@exoteric: It's a minefield. WHQL may be imperfect, but there are two things that keep everybody reasonably happy: it's perceived as a level field and failures are not publicly disclosed. Neither condition would ever be possible with a public beta and things would get ugly real quick.
@androidi: no, it's the job of Nvidia to write a driver that performs as it should. What WHQL is all about is making sure that a bad driver doesn't cause a blue screen. Performance is none of their concerns.
And even if it were, they may not get their job done: hardware manufacturer will go to extreme lengths to beat the competition while passing WHQL with flying colors... there's an old post by Raymond Chen on the subject. Recommended read.
That was my point exactly. By using & instead of &&, either you are wasting time, or your code relies on obscure side-effects. Neither is desirable, unless you are dealing with...
This is a legitimate case where short-circuiting is undesirable, and that can also happen elsewhere (for instance, time sensitive code in firmware). Yet, in these cases I prefer not to rely on a subtle difference and express my intent more clearly. Maintenance happens.
@spivonious: That's another area of problem when switching between languages as unlike C# in C/PHP/Python .. "&" operator is bit wise operator ... hence I normally use the generic C like operators in most of the languages following C like syntax viz. Java, PHP, partly Python ... here vb.net is easier as the confusion between operator is minimum due to its own unique syntax ...
Actually, for all practical purposes the semantics of & are the same in C and C#.
Not that it matters much; there shouldn't be a good reason to prefer & to the short-circuiting && when dealing with boolean values (and when there is, your code probably contains a problem waiting to happen).
@davewill: after some testing, it seems that all this is caused by the fact that IE treats <br> within a <pre> inconsistently: they get honored for rendering, but ignored when the text content is extracted. This doesn't happen for <br>'s outside a <pre>, nor when the RTF and HTML contents of the clipboard are generated. This explains why this happens for Notepad (that looks at the text content of the clipboard) but not for Wordpad (which prefers RTF).

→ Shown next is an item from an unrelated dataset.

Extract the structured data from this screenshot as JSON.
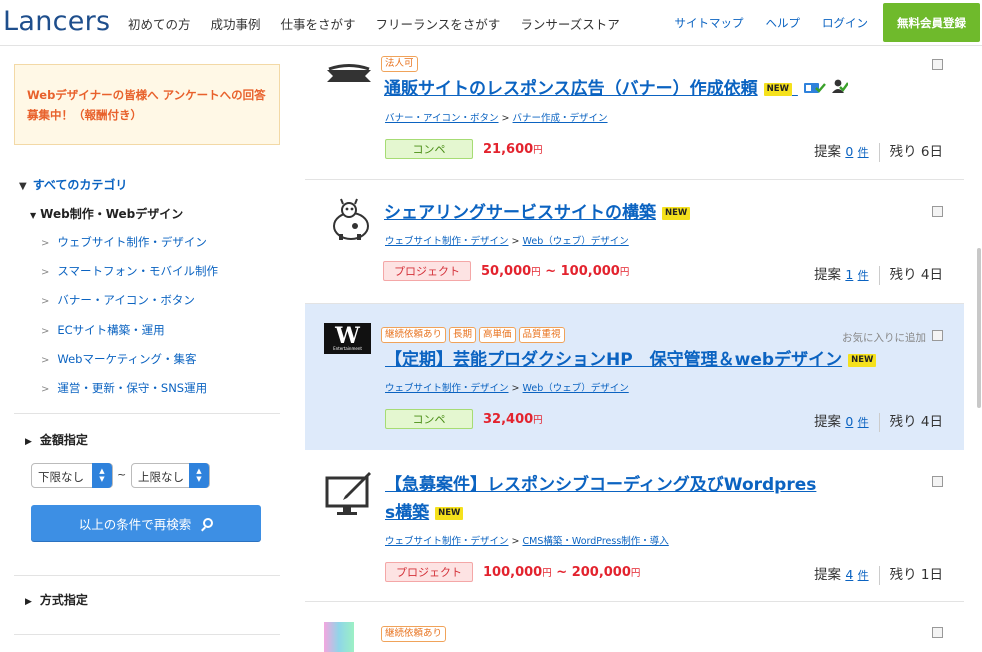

So, it would seem to be IE's faut... but even the prettifier used by StackOverflow deserves some kicking: it seems it replaces line breaks with <br> and every second blank with . Which makes the <pre> useless and introduces the problem in IE (IE is perfectly happy with line breaks in a <pre>, or <br> outside a <pre> and would work fine with the <pre> block you can see in the page source). A job well done, no doubt.
As to Visual Studio, it's innocent of all this mess. It finds the text content in the clipboard and uses that, period. And it's a good thing it does just that... imagine what would happen if it detected the presence of HTML code in the clipboard and tried to be smart about it: it would probably just fire up MSHTML, convert the HTML to text and paste that. Which would have the only effect of making the other browsers work the same as IE. Oops...
I don't recall, honestly, and I don't have a copy of VB to test it out. Anyway, the only documentation I could find seems to indicate that that was not the intended behavior anyway.
As for C, no, it never behaved that way. C maps the case labels (which must be integer constants) in jump tables and obviously throws a fit if one of the labels is duplicated.
Just out of curiosity, I cannot figure out the advantage of using that particular artifact. Care to elaborate?
There isn't an exact number as not all the XP users are using the same bits. I'd say that the majority run XP SP3, so that's roughly three years. Much less if you consider security patches which I don't see a good reason to brush off lightly.
As about the rest of your post, I must have misunderstood you somewhere along the lines... it seems you went from claiming that we would get to use Microsoft software for free to some other company maintaining it (for free, of course) to this just being a temporary measure until everybody takes the open platform pill (which is also a painless, quick and inexpensive process).
Unless someone uncovered a technology or a spell that makes huge costs dissolve, that would be a bloodbath, but you know that.
Not really. If Microsoft disappeared you could keep using its software as it isnow. And it will rot much faster than you can even possibly think about porting your solutions to a different platform. Seriously, would you use today an OS as it was originally developed - say - five years ago (as in no patches nor service packs)? What about developer tools?
Also, I don't know how you calculated that multiple, and I don't have a figure to give. What I know, though, is that supporting and maintaining any non trivial software over its entire lifetime often costs several times the original cost of development; I would be surprised if Windows were any different.